The Free Press, Mankato, MN

September 1, 2013

ACA criticism offered no viable solutions


---- — In arguing for national single payer health care, Dr. Delmer Eggert fails to address this fundamental question: Given the fact that the Affordable Care Act is now law whereas a single payer system is not, is the ACA a huge improvement over what it replaces?

Since the ACA does not meet his single payer ideal, is he really willing to join the right-wing extremist crowd in portraying the ACA as a government boondoggle? His assessment of the ACA is entirely negative. He ignores the ways the ACA reins in private insurance companies by eliminating various practices, by establishing standardized coverages on the insurance exchanges, and by forcing them to direct more revenue to health care.

He ignores the cost control measures the ACA introduces. He ignores the increased revenue the ACA brings to provide health care. He ignores the insurance mandate requirement and the expansion of affordable coverage for tens of millions of Americans. He ignores improvements related to both health care providers and consumers. (I will provide details in a comment on the Free Press website.)

The ACA builds upon the U.S. tradition of employer provided health insurance and free market competition among private insurance companies.

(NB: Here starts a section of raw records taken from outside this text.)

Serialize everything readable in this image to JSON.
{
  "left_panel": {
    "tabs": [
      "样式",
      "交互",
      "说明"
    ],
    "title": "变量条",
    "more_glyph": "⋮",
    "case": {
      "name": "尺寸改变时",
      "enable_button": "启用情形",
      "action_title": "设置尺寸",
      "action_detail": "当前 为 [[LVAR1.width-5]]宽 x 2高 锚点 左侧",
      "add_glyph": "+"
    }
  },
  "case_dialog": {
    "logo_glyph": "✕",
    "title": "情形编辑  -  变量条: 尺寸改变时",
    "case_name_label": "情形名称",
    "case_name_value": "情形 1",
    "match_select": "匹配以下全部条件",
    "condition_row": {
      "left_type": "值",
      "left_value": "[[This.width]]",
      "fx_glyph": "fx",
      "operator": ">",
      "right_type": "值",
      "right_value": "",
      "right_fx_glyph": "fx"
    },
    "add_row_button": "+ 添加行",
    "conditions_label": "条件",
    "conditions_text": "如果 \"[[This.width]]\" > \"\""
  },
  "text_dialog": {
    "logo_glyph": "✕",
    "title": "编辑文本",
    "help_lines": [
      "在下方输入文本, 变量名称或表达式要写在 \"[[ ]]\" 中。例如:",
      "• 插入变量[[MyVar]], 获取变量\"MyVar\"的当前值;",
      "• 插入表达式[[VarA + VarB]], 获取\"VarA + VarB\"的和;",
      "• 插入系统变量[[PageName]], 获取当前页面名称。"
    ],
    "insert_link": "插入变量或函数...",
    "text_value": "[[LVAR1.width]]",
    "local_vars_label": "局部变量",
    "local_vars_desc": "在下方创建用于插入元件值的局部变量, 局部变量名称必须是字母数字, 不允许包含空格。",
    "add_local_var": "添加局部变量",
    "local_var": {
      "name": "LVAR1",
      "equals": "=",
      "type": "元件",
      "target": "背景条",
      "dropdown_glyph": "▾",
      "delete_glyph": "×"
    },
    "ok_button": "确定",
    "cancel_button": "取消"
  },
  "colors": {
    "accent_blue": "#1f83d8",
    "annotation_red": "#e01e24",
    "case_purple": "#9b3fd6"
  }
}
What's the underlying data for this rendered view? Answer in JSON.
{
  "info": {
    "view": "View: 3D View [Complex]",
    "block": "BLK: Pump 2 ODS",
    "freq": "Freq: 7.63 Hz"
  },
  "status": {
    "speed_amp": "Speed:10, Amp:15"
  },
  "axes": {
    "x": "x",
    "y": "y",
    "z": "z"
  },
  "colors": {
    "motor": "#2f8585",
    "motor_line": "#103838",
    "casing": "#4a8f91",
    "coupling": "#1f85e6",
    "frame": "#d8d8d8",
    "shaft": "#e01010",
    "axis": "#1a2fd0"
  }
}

I think you have to view the ACA as a final test of that tradition.

There is a long term trend of employers reducing or eliminating health care benefits. They can use the ACA as a convenient excuse to continue that trend by never employing more than 49 workers or not letting employees to put in more than 29 hours per week.

In doing so though, they are hurting their own business when they need more employees and employees working more hours. Furthermore, they will be demonstrating that, regardless of any past merits, employer provided health insurance no longer works in the U.S.

As a goal, the United States needs better, broader health care with lower costs. The tradition of free market competition among private insurers was given a reprieve when the proposed Clinton health care program was dropped in 1994. But private insurers have since failed in meeting that goal. The ACA gives them another reprieve, but under more stringent requirements. If they fail again, they will be demonstrating that, regardless of any past merits, free market competition among private insurers does not meet our need for better, broader health care with lower costs.

While I personally prefer a single payer system, I think we need to acknowledge, first, that the ACA is a huge improvement over what it replaces. And secondly, we should work to make the ACA succeed.

If employers and private insurers show that they’re not up to their tasks under the ACA, then their actions establish all the more the need for a different system. By strongly attacking this government program, it seems to me that you’re just adding fuel to the fires being set by anti-government ideologues bent on sabotaging the ACA.

Ron Yezzi

Mankato